The beta maps also cater to camping, with myriad buildings and doors that now open and close. The “Grazna Raid” map is a clustered city perfect for getting shot in the back because there was someone lurking behind a door or in a dark corner. Being able to open and close doors is an option that will take some adjustment. On several occasions, I pushed through a building and got shot in the back because I thought the interior door I just passed was the usual fake decor. In reality, a camper was roasting marshmallows in the other room, heard my footsteps, and opened the interior door just in time to ruin my killstreak.
Flying solo with a team of noobs means that you’re not likely to get many killstreaks, and UAV streaks now matter more than ever since the temporary mini-map that they grant feels so crucial. Reintroducing the mini-map for standard multiplayer would motivate players to move around more, thus improving the pace of the matches and the overall feel of how these maps play.
Keeping with the theme of “realism,” Modern Warfare’s “Operators” are customisable soldiers who don’t have any wacky superpowers or weapons like the Specialist characters of most recent Call of Duty games. The characters themselves are simply cosmetic tweaks, so no robots with miniguns or dudes with overpowered tasers.
However, there are “Field Upgrades” that serve as a chargeable item or ability that can be equipped to any character. These upgrades are sensible additions to a modern Call of Duty, with options like ammo drops and a deployable ballistic cover that you mount for extra protection.

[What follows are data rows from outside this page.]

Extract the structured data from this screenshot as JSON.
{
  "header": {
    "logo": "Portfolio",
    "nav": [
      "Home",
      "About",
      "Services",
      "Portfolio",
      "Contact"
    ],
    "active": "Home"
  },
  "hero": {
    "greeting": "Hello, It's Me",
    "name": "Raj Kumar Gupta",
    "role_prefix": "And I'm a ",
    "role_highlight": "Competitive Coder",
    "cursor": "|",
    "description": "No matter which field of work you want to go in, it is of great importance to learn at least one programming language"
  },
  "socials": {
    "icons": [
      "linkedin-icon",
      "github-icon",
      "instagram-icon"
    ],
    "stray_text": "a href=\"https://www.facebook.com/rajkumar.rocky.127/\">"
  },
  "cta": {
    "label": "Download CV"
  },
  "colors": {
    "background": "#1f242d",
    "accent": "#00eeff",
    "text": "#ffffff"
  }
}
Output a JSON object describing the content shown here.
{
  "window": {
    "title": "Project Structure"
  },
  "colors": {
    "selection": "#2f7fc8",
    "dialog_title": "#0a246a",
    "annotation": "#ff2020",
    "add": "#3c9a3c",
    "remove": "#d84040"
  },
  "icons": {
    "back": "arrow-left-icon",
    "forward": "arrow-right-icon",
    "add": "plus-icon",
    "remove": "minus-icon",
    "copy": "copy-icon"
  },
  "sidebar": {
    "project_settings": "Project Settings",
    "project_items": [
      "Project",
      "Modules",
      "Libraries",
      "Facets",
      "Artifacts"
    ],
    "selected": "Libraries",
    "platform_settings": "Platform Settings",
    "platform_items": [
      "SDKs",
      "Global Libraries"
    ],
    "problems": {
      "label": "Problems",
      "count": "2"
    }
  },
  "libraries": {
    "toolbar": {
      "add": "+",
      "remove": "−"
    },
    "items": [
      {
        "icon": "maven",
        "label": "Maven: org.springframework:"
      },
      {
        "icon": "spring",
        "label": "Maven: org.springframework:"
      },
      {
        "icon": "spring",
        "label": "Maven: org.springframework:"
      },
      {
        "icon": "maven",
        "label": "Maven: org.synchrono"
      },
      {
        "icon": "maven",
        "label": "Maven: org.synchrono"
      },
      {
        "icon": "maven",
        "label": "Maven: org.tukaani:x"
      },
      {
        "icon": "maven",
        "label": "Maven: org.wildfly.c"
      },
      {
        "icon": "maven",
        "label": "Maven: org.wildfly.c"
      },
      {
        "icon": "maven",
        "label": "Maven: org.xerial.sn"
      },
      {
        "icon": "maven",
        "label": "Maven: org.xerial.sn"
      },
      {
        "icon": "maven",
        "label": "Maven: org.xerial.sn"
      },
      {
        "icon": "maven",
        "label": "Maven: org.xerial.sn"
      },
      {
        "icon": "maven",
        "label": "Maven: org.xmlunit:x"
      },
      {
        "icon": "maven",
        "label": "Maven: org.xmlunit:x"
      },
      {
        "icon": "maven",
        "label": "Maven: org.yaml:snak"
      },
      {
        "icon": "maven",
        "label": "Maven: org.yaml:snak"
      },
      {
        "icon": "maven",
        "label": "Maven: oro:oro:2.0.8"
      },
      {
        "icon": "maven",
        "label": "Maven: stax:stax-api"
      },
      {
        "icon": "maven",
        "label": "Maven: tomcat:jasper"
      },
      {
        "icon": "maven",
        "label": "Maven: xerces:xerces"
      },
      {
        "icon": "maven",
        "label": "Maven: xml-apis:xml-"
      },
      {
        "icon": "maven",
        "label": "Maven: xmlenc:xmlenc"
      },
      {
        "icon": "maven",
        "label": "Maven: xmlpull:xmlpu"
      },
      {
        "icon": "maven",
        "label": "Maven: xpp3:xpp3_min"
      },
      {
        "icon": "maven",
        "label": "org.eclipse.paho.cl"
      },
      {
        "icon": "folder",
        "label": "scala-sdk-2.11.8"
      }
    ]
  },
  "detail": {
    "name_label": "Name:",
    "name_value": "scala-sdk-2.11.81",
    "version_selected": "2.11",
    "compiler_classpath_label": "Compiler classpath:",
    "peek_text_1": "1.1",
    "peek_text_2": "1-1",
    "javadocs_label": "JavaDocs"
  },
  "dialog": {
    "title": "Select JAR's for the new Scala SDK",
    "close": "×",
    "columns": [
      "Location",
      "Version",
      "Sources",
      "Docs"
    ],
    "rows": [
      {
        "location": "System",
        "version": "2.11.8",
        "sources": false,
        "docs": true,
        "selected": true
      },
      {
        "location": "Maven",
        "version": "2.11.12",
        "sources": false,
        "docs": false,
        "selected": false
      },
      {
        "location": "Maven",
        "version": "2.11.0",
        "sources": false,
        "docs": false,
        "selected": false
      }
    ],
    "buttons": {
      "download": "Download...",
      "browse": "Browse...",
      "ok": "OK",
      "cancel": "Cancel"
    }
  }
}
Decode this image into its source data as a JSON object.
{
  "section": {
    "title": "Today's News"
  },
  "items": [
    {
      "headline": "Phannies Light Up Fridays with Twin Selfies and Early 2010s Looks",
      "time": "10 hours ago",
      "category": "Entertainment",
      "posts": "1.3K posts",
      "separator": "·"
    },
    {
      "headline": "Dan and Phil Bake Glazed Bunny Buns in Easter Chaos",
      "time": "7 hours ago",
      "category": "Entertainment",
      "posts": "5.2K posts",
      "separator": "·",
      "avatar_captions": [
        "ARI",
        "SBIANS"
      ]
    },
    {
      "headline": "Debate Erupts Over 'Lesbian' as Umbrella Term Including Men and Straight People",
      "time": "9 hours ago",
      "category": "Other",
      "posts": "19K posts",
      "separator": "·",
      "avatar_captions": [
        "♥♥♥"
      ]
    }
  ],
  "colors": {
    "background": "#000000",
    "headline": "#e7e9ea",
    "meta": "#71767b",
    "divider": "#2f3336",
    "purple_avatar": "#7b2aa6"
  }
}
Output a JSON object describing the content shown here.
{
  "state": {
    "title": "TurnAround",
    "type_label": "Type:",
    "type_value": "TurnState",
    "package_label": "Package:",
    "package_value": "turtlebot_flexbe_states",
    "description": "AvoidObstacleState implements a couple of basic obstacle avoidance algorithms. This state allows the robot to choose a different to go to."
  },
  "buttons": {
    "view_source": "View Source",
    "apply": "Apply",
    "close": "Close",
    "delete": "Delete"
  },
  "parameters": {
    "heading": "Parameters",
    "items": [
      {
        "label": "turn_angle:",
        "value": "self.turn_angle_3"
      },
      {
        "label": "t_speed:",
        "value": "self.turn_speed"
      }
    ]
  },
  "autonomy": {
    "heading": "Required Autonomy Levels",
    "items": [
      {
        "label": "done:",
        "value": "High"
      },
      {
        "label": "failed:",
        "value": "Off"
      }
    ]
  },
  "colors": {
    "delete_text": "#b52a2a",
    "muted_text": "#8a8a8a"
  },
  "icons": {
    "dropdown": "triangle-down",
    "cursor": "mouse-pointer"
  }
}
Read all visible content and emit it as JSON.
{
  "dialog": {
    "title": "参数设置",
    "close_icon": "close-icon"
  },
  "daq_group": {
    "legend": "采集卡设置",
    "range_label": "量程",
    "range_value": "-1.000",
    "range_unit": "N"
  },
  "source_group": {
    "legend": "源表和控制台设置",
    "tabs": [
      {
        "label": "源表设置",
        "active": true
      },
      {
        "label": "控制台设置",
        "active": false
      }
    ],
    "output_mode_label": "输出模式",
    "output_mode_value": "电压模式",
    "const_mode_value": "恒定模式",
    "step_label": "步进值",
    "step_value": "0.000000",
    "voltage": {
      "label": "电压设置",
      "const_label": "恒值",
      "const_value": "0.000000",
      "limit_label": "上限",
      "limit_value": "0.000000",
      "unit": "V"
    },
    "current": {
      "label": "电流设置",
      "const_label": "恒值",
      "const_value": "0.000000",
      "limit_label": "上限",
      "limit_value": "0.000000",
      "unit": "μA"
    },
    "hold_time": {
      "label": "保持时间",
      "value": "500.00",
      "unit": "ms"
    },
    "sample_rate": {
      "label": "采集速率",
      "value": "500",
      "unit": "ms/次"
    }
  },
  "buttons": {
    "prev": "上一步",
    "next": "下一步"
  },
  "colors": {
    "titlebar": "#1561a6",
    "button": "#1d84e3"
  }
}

Modern Warfare’s Gunsmith offers a more visualized way to customise your gun, and the game is boasting a ton of attachment options. Day one of the beta had a level cap of 10, so there aren’t currently enough options unlocked yet. I’m not quite sure how daunting this will feel to new players. You can have five attachments on your gun at any given time, but there are pros and cons to each of them. Changing up one attachment could have a bigger impact on your weapon that it did in previous Call of Duty games.
One thing I appreciate about Modern Warfare is the ability to adjust my loadouts during the match. I always felt like Call of Duty was stuck in the dark ages of forcing players to edit their attachments between matches, while Battlefield games spoiled me with mid-match adjustments. I am always that irresponsible player that complains during matches that I forgot to change my loadout. To be fair, my friends also suck at reminding me.
The guns of Modern Warfare look and sound great. I had major complaints about the sound levels in the Gunfight alpha. I could barely hear footsteps, for example, and I wasn’t the only one. Infinity Ward used the feedback to make some adjustments. Personally, the footsteps sound great for me this time around and remain consistently audible. However, I did see a few complaints that players weren’t hearing sounds properly in the beta, so all the issues don’t seem to be worked out yet.
Also, there were issues partying up with friends on day one of the beta, but it seems to be a little more reliable on day two.
Overall, Call of Duty’s return to a modern setting shows promise for next month’s release, but some decisions made for the push towards realism are frustrating some of the core player base and affecting the flow of standard multiplayer. I really hope Infinity Ward won’t sacrifice replayability for realism, because the game gets boring when the pace suffers. Please add the mini-map back.
The early access beta is available now on PlayStation 4 for anyone who preordered a copy. An open beta, also restricted to PlayStation 4, will run from September 14 to 16. Cross-play testing will begin during the early access period for Xbox and PC from September 19 to 20, and the beta will be open to everyone on the final run from September 21 to 23.